There will be no cuts in local classrooms this year following the school board’s decision to siphon $1.29 million from reserves in order to meet its operating expenses.
“There’s been no layoffs,” said board chairman Gordon Comeau. “A lot of districts aren’t in as good of a position as us with surplus dollars they are carrying and they are forced to make cuts.”
The Nicola-Similkameen School District 58 passed a $29.2 million operating budget at a meeting last week, following months of consultation with community school groups.
Comeau said the board’s priority throughout the budget process was to protect its investment in students with special needs.
The province provides $2.7 million to District 58 annually to support students with special needs, while the board spends $4.4 million providing those services, employing 60 Education Assistants for 2,000 children.
According to Comeau the province’s eligibility requirements for special education funding are too narrow, and don’t address the needs of all students who need extra support.

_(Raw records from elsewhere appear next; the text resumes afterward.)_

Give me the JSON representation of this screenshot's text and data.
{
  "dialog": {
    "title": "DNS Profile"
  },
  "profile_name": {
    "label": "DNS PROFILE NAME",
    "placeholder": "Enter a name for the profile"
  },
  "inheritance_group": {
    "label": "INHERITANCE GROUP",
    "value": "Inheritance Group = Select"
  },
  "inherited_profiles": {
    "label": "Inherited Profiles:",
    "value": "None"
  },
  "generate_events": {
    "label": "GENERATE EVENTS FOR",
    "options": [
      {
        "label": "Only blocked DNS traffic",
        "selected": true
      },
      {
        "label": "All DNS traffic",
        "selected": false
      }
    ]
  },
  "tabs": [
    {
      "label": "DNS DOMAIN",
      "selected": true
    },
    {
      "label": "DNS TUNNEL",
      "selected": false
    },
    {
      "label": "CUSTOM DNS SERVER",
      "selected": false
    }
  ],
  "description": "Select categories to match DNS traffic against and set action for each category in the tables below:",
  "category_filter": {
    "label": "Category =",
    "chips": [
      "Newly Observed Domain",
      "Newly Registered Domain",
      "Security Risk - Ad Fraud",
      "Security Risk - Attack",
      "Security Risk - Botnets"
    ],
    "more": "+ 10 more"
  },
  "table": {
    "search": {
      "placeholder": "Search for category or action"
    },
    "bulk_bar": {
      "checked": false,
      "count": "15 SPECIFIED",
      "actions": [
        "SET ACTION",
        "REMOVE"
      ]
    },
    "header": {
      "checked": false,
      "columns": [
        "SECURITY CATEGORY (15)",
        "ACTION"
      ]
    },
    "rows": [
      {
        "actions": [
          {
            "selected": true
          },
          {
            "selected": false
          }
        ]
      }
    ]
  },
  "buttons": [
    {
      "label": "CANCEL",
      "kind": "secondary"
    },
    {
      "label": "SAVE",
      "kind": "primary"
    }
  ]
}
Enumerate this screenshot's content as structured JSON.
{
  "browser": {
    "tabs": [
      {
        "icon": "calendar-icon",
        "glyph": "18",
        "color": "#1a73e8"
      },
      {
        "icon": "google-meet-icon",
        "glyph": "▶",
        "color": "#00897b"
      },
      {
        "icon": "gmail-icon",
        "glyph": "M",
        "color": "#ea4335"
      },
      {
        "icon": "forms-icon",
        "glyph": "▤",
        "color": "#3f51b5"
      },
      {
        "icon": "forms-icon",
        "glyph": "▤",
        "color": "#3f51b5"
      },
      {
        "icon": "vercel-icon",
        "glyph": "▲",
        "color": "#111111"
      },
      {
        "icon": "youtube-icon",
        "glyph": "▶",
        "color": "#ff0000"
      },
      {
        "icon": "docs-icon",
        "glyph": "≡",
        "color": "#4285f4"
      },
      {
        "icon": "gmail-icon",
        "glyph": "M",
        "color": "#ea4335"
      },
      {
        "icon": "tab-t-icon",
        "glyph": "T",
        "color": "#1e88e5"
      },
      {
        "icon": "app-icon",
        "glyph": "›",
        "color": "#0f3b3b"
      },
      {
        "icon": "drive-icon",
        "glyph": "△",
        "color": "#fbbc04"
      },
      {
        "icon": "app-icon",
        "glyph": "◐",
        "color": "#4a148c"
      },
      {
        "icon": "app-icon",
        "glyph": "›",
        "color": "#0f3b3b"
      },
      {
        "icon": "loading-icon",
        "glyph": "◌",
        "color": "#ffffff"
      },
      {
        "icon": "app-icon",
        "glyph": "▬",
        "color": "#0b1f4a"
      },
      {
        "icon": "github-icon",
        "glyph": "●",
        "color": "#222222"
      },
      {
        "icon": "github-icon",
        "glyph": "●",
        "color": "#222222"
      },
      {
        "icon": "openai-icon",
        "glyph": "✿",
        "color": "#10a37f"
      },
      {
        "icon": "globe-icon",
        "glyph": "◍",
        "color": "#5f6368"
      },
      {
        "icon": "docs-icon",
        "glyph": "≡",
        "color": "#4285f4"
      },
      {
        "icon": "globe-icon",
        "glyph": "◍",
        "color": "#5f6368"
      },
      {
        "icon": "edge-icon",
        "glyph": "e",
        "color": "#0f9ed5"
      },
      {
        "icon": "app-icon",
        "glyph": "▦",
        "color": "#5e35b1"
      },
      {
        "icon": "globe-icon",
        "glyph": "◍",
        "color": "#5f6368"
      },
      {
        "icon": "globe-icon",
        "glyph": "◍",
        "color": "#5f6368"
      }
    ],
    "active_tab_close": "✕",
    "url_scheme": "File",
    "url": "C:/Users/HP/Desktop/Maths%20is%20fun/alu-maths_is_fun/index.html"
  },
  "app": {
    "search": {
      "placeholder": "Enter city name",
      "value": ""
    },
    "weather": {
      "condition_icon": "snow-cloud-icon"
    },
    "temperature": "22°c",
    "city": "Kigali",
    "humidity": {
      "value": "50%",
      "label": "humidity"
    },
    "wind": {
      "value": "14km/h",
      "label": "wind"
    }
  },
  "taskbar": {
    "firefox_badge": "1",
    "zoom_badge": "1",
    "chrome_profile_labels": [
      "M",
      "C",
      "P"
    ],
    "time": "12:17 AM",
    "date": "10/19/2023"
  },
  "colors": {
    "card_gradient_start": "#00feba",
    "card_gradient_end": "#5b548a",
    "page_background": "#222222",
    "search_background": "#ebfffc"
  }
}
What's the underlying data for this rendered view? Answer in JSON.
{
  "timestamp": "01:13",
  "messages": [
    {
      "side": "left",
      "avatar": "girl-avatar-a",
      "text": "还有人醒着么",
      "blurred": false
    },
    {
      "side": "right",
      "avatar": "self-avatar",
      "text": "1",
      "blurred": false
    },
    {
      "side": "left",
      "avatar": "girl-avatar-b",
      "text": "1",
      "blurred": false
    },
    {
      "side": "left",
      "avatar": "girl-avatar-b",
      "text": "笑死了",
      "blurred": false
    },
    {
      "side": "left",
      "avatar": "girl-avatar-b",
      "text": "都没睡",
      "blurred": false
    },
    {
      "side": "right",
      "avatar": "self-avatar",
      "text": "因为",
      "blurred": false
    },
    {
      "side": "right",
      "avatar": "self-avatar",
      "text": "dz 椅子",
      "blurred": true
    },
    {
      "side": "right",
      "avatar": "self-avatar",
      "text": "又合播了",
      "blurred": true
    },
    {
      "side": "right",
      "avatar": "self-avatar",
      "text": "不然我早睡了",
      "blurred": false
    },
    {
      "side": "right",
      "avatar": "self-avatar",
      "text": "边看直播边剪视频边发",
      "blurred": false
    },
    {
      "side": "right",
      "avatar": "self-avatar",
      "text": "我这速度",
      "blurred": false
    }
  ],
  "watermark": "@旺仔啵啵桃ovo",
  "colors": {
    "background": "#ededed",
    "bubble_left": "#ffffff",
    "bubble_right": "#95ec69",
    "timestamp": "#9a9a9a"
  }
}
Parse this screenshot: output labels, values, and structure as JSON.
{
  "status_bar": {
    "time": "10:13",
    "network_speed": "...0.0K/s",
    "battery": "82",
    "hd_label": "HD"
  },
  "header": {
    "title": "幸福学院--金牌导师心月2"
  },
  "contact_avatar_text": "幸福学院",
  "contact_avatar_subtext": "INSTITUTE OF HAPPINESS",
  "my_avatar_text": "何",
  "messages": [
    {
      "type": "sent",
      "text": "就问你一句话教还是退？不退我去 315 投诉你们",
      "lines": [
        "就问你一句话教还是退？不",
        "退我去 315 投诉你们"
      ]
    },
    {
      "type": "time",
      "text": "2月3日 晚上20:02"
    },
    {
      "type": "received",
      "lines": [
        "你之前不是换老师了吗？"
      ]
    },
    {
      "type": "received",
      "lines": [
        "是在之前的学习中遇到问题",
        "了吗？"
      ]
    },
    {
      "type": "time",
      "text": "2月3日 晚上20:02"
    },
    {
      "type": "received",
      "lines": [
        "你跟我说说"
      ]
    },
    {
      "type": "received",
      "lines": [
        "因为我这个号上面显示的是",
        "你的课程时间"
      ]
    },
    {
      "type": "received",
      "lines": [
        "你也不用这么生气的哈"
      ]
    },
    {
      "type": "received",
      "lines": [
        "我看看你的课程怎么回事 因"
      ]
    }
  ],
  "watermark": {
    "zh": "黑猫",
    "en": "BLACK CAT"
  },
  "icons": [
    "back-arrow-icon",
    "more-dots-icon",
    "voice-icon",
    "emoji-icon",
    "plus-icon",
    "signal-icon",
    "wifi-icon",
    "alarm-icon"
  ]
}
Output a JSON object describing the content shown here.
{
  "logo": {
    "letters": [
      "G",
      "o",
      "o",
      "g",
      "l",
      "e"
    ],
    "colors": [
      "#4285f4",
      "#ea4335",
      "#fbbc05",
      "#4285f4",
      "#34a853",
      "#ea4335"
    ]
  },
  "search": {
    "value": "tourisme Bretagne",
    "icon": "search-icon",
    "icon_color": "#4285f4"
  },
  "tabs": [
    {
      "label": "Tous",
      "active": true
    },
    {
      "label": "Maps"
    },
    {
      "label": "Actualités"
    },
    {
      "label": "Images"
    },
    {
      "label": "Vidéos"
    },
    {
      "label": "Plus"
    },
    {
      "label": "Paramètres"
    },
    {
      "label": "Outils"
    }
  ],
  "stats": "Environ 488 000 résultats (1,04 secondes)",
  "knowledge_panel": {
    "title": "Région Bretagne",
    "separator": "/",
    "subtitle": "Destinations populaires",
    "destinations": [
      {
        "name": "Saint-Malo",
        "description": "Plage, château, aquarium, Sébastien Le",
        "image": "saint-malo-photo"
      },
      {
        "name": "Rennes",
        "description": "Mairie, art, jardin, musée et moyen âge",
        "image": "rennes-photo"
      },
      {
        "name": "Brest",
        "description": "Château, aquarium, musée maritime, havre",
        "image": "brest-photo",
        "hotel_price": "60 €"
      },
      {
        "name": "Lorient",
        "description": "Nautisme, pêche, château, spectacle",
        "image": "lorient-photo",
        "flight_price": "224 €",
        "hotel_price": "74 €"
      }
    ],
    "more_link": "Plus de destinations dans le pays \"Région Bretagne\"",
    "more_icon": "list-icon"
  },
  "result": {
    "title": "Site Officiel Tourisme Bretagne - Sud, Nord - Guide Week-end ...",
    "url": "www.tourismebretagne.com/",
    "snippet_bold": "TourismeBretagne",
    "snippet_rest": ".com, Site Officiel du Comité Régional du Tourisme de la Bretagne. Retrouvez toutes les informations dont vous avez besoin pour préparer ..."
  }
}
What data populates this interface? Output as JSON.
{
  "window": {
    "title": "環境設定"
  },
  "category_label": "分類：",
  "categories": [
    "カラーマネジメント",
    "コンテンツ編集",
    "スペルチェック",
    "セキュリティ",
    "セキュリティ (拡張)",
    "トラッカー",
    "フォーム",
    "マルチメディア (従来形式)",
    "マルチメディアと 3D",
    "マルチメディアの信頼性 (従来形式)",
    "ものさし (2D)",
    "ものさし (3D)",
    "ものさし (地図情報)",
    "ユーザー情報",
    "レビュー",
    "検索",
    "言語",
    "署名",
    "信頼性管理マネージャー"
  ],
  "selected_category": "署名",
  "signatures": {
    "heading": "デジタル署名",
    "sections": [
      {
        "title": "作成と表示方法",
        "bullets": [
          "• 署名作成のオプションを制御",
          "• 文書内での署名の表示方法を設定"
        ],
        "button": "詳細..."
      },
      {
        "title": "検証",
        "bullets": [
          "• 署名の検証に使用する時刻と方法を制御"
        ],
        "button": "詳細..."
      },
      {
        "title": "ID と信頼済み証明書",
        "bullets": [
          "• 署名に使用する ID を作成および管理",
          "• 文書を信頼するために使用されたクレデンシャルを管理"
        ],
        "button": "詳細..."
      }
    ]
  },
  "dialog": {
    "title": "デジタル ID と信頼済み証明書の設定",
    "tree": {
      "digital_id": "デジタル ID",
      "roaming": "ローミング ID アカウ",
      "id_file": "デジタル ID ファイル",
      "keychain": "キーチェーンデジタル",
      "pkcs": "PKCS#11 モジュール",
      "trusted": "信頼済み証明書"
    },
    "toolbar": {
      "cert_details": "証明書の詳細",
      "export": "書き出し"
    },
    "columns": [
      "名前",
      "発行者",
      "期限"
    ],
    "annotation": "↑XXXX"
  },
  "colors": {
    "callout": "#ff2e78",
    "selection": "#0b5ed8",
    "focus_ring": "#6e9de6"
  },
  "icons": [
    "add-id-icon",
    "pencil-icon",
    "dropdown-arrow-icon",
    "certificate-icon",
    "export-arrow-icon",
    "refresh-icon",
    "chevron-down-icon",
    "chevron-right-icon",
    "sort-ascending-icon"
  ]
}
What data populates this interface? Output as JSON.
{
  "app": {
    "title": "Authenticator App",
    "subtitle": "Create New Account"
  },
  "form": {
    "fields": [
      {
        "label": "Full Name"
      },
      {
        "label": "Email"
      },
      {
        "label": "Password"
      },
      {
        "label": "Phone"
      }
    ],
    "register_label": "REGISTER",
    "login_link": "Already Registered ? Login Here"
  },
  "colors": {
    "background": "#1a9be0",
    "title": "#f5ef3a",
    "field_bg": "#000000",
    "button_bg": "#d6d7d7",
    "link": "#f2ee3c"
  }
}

“If kids need help they need help,” said Comeau. The extra dollars in the local budget go “to additional support for teachers who might have an excessive amount of stress in the classroom, maybe kids who are not identified as special needs but at the same they need a little extra attention.”
The district has used reserved funds to balance its budget in the past, but not to the level that was required this year, said Comeau. There is approximately $3 million left in reserves. “It will come to a time when it’s not there and we will have to look at cuts and not providing services.”
Comeau said the 2015-2016 budget process was especially challenging as the province clawed back $145,000 in funding, demanding school boards find more administrative efficiencies while downloading responsibility for increases in hydro and natural gas costs, as well as health care premiums.
“Every year for the past few years they’ve been clawing back and not providing adequate increases to the overall budget to cover off inflation,” he said.
“That money has to be found somewhere. There are other factors. Transportation is not a requirement for school districts but we choose to do that for free. Some districts actually charge for busing.”
Busing will cost the school board $876,674 in the coming year.
Salaries and benefits account for the lion’s share of the school board’s budget at $17.09 million, a 3.7 per cent increase over the previous year.